Subject Re: Design of new built-in functions
Author Roman Rokytskyy
> > This is the golden age of open source databases. Companies and
> > investors are are throwing sacks of gold at everyone in site but
> > Firebird. In the time that Firebird has put out three releases
> > (counting 1.5 as a release), MySQL has gone from a handful of
> > people to a profitable company over over 300 people with tens of
> > millions of dollars in the bank, millions of customers, and
> > alliances with dozens of major products and companies. And given
> > that MySQL started with a non-transactional ISAM where Firebird
> > started with a full bore, SQL compliant, robust, transactional
> > engine, the difference is more striking. The Postgres open source
> > project started with an unsuccessful, cast-off academic research
> > project with huge technical problems. It still has huge technical
> > problems, but their most serious problem is to avoid being knocked
> > on the head by the bags of money that companies throw at them.
> Really, I hadn't noticed anybody throwing huge bags of money at
> Postgres recently. Perhaps I missed something. The reference to
> MySQL is not appropriate considering the licensing issues and the
> timing of when MySQL becam open source.

I guess Jim is referencing to the EnterpriseDB company, but their
difference to us is the license the PGSQL uses - EnterpriseDB, AFAIK,
does not have to publish their enhancements. This ensures that
advanced features are available only for a fee.

But I agree with you that in general Jim misses the point. The money
are thrown into entities that can produce more money. So, in our case
that can be IBPhoenix, Janus Software or, but not the
Firebird Project or Firebird Foundation which do not produce anything
except freely available software (no licensing, no support, etc.).

Jim has probably forgotten that we are the fork and not the original
copyright holder. We cannot change the license for the code, we cannot
re-license it for commercial use, we cannot make some advanced
features available for the fee, in other words - we are very limited
in possibilities to earn something. We cannot produce money, we can
only ensure that others can produce money with our software. And those
others might get money from VCs, but not the project. And those others
should then contribute money to the FF so that we can proceed further.
In this way they secure their business.

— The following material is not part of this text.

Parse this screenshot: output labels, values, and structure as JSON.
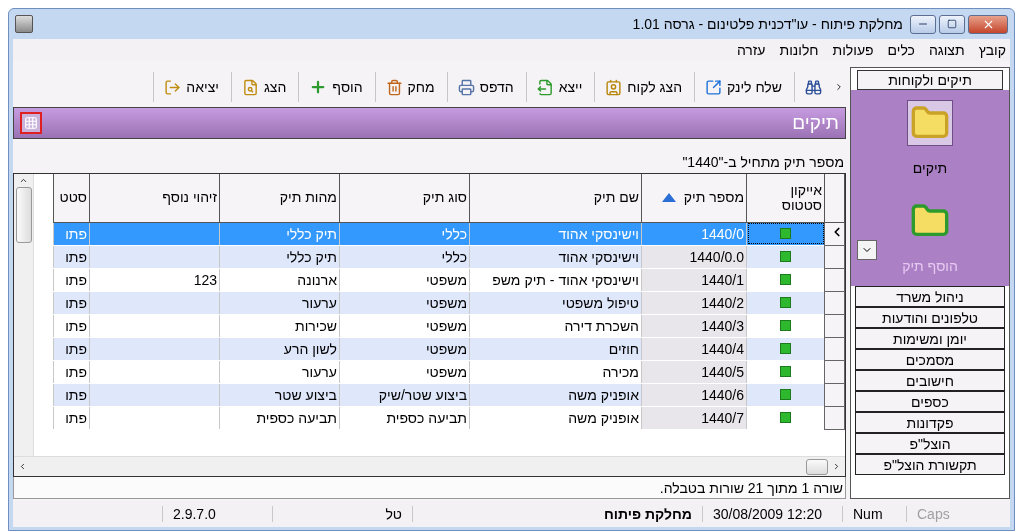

We are the community project, run by a community and for the
community. As long as community lives, project will live, community
dies - project dies too. That is our strength and our weakness.

But this never fitted Jim's understanding of software development
business, where he can only earn money by selling the technology he
invents. We do not envent technology for sell, we simply do all
necessary things to ensure that businesses around the project live and

Anyway, these issues have been discussed in Firebird-General list for
a quite long time and they do not belong to the Firebird-Architect list.